Something isn't right. Well, that's for damn sure. When I said—at some weak moment in the past—that I wanted to chronicle the stages (i.e., the innumerable moments) of aging, I pretended to be serious but I truly thought there wouldn't be all that much to say. Huh.
In the space of 48 hours I encountered more examples than I want to admit of a less-than-sharp brain. There were no two ways about it, no "other perspective" to make it all bearable.
Here is the collection of recent idiocies. Oh, I shouldn't be pejorative (shouldn't say "shouldn't", either). All right. Not current idiocies but lapses. (As if I am expecting to bounce back to normal some day soon. Ha.)
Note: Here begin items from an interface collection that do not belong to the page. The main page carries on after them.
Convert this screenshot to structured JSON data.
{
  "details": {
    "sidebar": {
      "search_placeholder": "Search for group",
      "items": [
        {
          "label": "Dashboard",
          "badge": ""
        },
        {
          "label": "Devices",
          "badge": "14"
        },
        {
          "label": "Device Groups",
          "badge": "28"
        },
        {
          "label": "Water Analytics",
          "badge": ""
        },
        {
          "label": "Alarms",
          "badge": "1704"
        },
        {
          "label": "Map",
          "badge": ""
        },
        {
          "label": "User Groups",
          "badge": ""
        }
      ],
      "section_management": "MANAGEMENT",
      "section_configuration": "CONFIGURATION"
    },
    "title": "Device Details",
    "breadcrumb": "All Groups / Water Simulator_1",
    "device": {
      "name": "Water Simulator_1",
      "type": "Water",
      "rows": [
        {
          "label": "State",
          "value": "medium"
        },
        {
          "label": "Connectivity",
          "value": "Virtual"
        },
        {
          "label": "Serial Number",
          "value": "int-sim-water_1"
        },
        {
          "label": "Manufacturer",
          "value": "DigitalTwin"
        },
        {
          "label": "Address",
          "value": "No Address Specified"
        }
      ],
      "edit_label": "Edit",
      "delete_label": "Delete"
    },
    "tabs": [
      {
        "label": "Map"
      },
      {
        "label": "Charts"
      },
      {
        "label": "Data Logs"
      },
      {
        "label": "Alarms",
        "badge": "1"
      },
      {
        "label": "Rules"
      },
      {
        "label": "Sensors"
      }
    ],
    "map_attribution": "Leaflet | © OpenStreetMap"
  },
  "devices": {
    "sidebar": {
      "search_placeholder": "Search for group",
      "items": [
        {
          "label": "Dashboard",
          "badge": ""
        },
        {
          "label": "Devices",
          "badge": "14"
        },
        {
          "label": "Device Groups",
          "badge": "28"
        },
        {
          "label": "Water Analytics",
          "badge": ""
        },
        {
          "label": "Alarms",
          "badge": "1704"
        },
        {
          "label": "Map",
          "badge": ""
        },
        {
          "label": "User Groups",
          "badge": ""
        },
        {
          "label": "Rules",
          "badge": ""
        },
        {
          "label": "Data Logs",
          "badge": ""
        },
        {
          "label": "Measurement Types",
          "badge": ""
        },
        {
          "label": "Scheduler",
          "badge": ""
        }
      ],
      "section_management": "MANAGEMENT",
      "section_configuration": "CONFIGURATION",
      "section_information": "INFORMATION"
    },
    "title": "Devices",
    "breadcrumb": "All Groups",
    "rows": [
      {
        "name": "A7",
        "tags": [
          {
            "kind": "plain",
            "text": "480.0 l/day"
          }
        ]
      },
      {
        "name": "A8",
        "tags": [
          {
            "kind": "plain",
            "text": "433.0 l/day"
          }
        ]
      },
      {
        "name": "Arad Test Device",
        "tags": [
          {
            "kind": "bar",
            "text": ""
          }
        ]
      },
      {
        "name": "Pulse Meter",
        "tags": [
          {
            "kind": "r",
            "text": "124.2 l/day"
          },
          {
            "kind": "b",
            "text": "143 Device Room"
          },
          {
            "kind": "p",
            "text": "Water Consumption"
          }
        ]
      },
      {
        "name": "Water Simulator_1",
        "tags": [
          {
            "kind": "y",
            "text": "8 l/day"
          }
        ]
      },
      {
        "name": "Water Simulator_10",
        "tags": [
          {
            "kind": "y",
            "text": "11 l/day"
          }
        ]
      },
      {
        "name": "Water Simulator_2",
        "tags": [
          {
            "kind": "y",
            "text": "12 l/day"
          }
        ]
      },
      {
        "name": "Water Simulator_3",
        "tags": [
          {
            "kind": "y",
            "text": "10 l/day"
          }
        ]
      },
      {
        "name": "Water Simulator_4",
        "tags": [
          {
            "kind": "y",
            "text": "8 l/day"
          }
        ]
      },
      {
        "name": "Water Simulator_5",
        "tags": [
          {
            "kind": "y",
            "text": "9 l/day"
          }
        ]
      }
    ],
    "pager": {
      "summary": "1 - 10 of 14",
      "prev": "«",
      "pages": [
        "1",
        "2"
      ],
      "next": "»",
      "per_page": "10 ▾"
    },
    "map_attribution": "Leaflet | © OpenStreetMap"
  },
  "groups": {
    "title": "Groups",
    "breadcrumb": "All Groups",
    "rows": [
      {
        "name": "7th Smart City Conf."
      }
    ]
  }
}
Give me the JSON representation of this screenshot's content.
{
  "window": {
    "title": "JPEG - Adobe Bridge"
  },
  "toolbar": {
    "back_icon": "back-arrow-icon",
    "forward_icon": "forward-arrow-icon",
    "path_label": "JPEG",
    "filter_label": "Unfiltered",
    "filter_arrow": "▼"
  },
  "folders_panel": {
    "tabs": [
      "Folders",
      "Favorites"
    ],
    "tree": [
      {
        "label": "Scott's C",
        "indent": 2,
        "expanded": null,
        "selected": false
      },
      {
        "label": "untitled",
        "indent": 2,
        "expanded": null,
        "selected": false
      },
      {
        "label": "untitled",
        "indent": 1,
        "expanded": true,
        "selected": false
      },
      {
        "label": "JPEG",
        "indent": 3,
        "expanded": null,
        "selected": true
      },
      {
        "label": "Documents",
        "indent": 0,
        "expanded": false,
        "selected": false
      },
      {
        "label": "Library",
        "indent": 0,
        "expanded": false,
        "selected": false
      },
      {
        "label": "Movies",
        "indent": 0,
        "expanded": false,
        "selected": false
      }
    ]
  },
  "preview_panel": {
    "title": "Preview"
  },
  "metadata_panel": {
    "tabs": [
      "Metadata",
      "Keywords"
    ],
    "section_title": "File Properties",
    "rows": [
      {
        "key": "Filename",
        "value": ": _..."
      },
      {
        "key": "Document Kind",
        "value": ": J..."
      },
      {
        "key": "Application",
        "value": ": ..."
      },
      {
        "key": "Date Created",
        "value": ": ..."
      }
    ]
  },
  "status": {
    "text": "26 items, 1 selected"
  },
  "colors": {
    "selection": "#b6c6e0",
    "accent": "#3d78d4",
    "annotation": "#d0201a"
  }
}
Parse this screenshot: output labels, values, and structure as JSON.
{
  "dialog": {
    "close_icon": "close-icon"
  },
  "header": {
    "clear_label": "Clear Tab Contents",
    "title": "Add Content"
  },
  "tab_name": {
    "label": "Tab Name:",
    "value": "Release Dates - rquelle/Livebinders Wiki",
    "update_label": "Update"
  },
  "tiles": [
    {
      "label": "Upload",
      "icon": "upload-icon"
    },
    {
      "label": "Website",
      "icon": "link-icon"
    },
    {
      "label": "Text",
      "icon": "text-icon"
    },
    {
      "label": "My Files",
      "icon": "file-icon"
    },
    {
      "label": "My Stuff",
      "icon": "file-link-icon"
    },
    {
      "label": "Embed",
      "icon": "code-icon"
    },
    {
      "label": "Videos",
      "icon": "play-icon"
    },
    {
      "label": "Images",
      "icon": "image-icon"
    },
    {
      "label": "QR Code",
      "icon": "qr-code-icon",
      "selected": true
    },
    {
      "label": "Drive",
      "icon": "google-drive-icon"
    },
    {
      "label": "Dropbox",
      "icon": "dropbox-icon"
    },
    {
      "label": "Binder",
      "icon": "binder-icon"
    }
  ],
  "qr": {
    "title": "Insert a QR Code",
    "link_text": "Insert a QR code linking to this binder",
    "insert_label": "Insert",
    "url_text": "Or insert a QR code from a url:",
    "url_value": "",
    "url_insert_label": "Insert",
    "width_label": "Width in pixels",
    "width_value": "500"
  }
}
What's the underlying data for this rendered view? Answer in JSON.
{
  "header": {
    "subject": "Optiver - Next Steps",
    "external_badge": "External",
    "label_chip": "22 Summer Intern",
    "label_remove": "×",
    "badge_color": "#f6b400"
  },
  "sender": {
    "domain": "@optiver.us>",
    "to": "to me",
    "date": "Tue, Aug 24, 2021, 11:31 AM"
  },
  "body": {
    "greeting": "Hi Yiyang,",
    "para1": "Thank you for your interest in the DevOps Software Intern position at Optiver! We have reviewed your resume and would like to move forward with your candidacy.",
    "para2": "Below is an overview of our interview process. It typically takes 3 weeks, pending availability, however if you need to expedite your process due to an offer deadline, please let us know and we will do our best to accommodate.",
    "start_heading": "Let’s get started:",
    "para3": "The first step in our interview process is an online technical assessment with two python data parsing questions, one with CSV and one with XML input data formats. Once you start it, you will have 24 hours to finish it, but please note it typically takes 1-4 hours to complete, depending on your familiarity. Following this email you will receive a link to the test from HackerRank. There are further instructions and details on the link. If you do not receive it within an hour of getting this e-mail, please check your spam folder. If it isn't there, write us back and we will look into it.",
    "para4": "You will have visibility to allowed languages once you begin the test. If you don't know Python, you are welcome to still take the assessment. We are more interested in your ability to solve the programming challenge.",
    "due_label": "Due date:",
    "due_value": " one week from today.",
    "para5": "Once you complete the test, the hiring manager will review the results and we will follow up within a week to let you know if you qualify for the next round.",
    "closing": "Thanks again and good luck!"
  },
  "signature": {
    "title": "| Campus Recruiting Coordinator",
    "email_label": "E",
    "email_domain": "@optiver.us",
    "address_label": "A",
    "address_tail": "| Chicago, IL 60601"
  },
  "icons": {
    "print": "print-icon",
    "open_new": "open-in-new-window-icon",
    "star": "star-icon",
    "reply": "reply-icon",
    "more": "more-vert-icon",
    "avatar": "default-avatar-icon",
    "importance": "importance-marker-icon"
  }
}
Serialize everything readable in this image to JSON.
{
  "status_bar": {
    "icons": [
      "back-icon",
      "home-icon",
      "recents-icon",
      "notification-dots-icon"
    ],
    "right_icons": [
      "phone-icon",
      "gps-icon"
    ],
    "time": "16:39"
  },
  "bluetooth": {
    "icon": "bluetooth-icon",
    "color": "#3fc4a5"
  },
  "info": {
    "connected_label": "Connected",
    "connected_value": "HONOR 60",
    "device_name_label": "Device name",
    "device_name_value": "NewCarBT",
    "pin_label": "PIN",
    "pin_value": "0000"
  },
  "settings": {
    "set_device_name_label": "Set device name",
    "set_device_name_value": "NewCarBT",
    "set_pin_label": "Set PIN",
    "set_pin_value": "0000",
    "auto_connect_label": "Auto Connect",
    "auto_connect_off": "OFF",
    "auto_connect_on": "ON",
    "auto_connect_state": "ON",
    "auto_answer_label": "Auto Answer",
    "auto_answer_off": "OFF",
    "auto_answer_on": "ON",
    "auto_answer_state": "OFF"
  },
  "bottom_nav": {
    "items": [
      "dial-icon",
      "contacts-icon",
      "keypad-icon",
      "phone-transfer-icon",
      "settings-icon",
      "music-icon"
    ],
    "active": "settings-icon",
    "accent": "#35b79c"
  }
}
Left the oven on again. I'd only turned it on to thaw and warm my last piece of homemade GF pita bread. Took the flatbread out when it was warm and never thought about turning off the 400 degree oven. Eventually DinoVino discovered it. Well, it made the kitchen toasty warm.
I start with that one because anyone can leave an oven on, right? Well, try this one. I earned a living for a long time (but a long time ago) as a copy editor and proof reader. Admittedly my skills haven't been put to a lot of use lately, but still . . . I sent out a poem to 150 people—a pretty little poem but a very short one. It had a typo ("you" instead of "your"). In a six-line poem I couldn't see a typo. Now, I didn't apply my true proof- reading eye, which I still know how to do—and if I had I would have caught it. But I didn't and I didn't. It took DinoVino WineScribe, an hour after I hit Send, to say, "Did you know you had a typo in line 3?" (Well, of course I didn't freakin' know. If I'd known I would have corrected it! But that's a different direction—something along the lines of marital communication.)
In response to that mailing of a poem, I got a reply from a friend I hadn't heard from in a long time, saying she liked the poem. (So far, no one but my husband has mentioned the typo; what tolerant friends I have.) Anyway, I answered this email saying that I miss hearing her voice in our writing group and miss hearing the next stages of the novel she's working on. And I sent it off. And three seconds later I looked at the name again. It was not Shelley my novel-writing friend but the other Shelly, my beading and artist friend, who had written me. I fired off an apology immediately (what must she have thought?) and she answered right back with a funny note. No harm done, except to my ego, and it's about time I stopped feeding it anyway, right?
We gave a party for twelve on Saturday evening. At the end I took orders for coffee and tea. There were four abstentions, four decafs, and four herbal teas. I went to the tea cabinet and took down my newest product from Say Tea: ginger and lemon oolong. Did you catch that? It was an oolong, not an herbal tea. One little part of my mind knew that, but it was overpowered by its twin on the other side of my mind. Oh, I thought, it's just oolong, not black tea, and it has herbals in it (real ginger, real lemon) so it will be all right. In the light of day the next morning I couldn't believe I had so lightly dismissed my friends' requests for herbal tea.
And the most recent one: For Monday night supper I was doing a quick stir-fry to use up the fresh vegetables that needed to be eaten. I would serve it on a quinoa and red-rice mixture that I'd cooked the day before and that would only need to be reheated.
Picture me at the stove. Quinoa mixture on one burner, skillet for stir-fry right beside it. I covered the stir-fry for three or four minutes to cook the harder vegetables (the sweet potato, for example). And then I smelled burning, so I turned the heat down under the stir-fry, lifted the lid and stirred it, and added a couple tablespoons of water.
Lid back on. A few minutes later I smelled burning, so I did the same thing again. By now the stir-fry is ready. So I get the plates and take the lid off the pan of grains which are, as you've surely guessed, burned black on the bottom.
Can you believe it? The entire brain is crumbling, crumb by bloomin' crumb. A little piece falls off in the check-the-right-pan area and you gradually learn to adjust to that, becoming increasingly alert to burning smells. Because you can't repair the crumbled bits, you begin to adjust. But even as that area is under control, crumbs fall from other brain areas (tiny crumbs, to be sure, but each crumb is of great importance to the proper functioning of what used to be your mind). So the written skills diminish just as you are remembering to check the oven. And just as you remember to proofread even tiny poems, the grains heating right beside you turn black on the bottom.
This chronicle is no longer amusing.
Food blog: http://fastandfearlesscooking.blogspot.ca